## EXERCISE AIM
Which lines below include the string "value"? Please show each one.

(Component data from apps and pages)
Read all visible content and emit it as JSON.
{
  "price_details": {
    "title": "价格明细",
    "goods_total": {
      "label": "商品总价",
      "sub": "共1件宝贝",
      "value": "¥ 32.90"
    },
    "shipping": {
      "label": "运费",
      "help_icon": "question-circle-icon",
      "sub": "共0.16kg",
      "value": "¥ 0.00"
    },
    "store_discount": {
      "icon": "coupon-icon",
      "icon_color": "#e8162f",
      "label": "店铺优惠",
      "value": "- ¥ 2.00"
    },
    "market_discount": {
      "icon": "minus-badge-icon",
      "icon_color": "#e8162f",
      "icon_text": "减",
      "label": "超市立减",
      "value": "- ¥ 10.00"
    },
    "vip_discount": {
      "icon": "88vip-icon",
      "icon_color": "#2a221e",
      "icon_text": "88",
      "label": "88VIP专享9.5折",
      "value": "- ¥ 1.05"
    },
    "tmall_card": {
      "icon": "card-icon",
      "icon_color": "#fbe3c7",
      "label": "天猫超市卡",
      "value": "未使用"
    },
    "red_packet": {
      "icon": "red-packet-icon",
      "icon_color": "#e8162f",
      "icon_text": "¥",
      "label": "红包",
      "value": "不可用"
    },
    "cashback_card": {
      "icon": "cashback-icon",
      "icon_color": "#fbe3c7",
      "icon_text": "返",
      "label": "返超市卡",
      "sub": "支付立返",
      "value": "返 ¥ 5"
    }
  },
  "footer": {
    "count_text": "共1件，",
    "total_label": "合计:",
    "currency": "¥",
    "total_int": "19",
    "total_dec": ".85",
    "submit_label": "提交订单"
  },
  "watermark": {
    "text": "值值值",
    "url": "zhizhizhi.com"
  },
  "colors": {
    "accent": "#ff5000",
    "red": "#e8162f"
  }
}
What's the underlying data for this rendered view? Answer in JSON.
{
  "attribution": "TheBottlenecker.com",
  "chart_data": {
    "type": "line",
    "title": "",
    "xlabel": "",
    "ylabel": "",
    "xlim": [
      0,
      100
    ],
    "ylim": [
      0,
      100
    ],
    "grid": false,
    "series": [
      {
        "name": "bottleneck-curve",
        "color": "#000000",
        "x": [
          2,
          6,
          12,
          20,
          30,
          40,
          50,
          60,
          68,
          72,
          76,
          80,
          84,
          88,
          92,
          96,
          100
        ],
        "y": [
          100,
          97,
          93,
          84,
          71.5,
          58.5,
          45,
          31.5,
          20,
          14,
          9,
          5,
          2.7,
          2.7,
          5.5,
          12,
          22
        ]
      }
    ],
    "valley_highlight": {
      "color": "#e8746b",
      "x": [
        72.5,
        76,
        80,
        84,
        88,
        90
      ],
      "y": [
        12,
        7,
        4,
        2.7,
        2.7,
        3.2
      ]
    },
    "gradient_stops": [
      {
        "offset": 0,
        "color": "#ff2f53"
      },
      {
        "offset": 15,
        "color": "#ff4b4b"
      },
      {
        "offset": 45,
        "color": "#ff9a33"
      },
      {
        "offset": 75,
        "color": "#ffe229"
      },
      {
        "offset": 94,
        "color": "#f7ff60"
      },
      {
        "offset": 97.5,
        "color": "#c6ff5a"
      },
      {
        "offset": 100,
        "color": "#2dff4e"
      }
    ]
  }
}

## RESULT OF THE EXERCISE
      "value": "¥ 32.90"
      "value": "¥ 0.00"
      "value": "- ¥ 2.00"
      "value": "- ¥ 10.00"
      "value": "- ¥ 1.05"
      "value": "未使用"
      "value": "不可用"
      "value": "返 ¥ 5"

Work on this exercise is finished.